Descript contains online help, accessed by just typing its name with no parameters, or by specifying the /? or ? switch. Additional debugging information can be printed out by adding the /v switch, which includes a list of all the strings and scripts in the file.
If a disassembly of the object module is desired rather than a decompilation, use the /a switch. Thus, to get an assembly listing of MAP30 in HEXEN.WAD, into file HEXLEV30.DIS, type:
DESCRIPT HEXEN.WAD HEXLEV30.DIS 30 /a
If you do not like the nesting being shown with the brackets at the inner nesting level, you can use the /n option, where the brackets will be shown at the outer nesting level.
You can prevent Descript from displaying context sensitive variable names with the /c option, and from decoding variable assignments to enumerated types with the /e option. If you don't want assignments to text strings being displayed, use the /s option. All these are useful if you find that false information is being displayed due to the same variables being used for different purposes in the script.
Descript is only guaranteed to work on code produced using the ACC compiler created by Ben Gokey of Raven Software. It relies on the compiler following a fixed set of rules, both in the compiled code and the layout of the ACS resource (it expects all the scripts to be sequentially arranged, followed by the strings, and finally the internal directory). Many changes which would still result in correctly executing code will be fatal for Descript , as its rules would be violated. This is not a design deficiency in Descript; several high level statements can only be reproduced because the low level opcodes appear in an exact sequence.

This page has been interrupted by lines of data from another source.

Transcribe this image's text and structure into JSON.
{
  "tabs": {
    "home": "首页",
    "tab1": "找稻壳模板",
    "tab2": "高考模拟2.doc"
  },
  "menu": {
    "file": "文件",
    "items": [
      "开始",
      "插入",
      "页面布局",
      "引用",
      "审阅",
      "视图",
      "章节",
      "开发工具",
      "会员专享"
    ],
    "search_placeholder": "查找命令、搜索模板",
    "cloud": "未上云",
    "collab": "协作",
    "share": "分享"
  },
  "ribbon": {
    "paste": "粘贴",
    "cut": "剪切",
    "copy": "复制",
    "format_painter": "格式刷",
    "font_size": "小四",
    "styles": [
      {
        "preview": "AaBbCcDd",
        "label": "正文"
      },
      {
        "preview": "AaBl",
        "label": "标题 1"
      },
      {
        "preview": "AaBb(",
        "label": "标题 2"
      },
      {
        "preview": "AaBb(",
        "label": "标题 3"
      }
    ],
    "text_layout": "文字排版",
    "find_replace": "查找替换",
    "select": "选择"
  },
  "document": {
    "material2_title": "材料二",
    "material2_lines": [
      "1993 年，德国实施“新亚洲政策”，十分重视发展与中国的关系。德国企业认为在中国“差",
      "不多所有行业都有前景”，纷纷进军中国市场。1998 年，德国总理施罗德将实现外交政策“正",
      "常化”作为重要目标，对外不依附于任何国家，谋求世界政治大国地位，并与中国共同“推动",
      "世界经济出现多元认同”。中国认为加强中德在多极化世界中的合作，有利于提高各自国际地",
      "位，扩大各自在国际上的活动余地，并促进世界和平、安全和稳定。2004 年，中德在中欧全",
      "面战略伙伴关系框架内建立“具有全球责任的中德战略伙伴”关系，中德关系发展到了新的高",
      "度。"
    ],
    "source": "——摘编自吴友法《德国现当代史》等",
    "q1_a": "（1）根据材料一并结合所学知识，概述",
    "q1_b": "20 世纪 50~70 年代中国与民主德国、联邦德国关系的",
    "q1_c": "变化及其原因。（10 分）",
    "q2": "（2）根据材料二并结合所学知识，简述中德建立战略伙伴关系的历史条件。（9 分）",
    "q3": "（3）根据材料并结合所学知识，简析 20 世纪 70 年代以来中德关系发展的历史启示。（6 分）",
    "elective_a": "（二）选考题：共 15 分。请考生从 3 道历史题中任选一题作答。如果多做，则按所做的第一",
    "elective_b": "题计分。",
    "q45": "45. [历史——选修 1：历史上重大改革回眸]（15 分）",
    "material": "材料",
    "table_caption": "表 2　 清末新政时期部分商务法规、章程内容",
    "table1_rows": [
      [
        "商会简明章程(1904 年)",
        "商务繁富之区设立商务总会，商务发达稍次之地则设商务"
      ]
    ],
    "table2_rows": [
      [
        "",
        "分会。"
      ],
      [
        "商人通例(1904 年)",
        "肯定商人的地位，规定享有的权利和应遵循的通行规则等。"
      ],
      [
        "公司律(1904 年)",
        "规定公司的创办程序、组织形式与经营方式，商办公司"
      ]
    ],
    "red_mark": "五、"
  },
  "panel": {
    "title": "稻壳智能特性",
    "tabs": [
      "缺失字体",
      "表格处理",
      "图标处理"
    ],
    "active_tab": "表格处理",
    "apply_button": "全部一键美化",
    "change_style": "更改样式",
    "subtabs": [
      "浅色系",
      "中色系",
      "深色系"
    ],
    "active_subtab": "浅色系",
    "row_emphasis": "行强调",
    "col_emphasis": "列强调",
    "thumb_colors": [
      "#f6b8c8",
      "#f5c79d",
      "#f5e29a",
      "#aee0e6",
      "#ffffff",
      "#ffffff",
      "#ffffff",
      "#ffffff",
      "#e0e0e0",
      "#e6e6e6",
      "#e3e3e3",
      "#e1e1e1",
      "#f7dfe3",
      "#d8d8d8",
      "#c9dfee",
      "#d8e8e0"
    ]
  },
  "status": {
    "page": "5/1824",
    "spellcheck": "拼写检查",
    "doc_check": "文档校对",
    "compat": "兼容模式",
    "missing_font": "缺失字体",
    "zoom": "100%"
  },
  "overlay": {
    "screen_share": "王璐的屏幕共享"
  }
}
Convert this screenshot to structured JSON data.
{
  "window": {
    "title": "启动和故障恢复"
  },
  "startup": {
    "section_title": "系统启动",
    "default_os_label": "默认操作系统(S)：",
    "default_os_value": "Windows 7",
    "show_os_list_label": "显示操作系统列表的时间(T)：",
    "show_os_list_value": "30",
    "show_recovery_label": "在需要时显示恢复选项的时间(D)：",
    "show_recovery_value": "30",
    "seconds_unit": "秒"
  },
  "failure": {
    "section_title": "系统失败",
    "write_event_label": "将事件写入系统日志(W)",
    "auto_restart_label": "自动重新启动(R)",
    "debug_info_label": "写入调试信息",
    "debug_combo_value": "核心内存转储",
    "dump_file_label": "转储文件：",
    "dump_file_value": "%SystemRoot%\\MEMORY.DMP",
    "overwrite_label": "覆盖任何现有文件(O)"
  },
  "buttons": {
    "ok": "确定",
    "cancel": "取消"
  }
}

Descript relies on good programming practices having being used in the original scripts. For example, if a variable is used as both a string and an integer, this may result in Descript displaying false strings, and could result in the code recompiling differently. The enumerated types and context-sensitive variable naming could also cause a problem if the same variable is used for different purposes in different parts of the script, though the code will always recompile the same. If you find this a problem, you can disable variable assignments to enumerated types with the /e option, and context-sensitive variable names with the /c option. If strings assignments are being falsely displayed, you can turn them off with the /s option, though beware that this will seriously affect how the code will recompile. Note that use of the /s or /e switches will also disable the relevant context-sensitive variable names, as they stop variables from being assigned the appropriate types.
There appears to be a minor feature in the ACC compiler. If you create two nested "do" loops without brackets, and put a "continue" statement in the inner statement, the compiler will actually make this jump to the outer loop. This does not result in corrupted source (in fact Descript fixes it), but the decompiled source will compile differently than the original.
In a few rare cases, two different source code fragments will compile to identical object code, with the result that Descript will choose one of the source representations. A classic example is if an if() statement occurs inside a do loop, and there is a continue statement inside the if() with nothing following it, Descript will generate an else statement instead of the "continue", meaning the same thing and generating the same object code.
The ACC compiler appears to get upset at the unary minus operator cropping up in expressions containing a multiplication or division. Thus the expression var0 = var1 * -5 would not compile, but var0 = var1 * (-5) would. Thus Descript will put brackets around unary operators in this situation. The modulus (%) operator is also handled in the same manner.
ACC does not like variable type "str" as a script argument. Therefore, Descript will always display arguments as type "int", but if an argument is used as a string, its name will be "astr".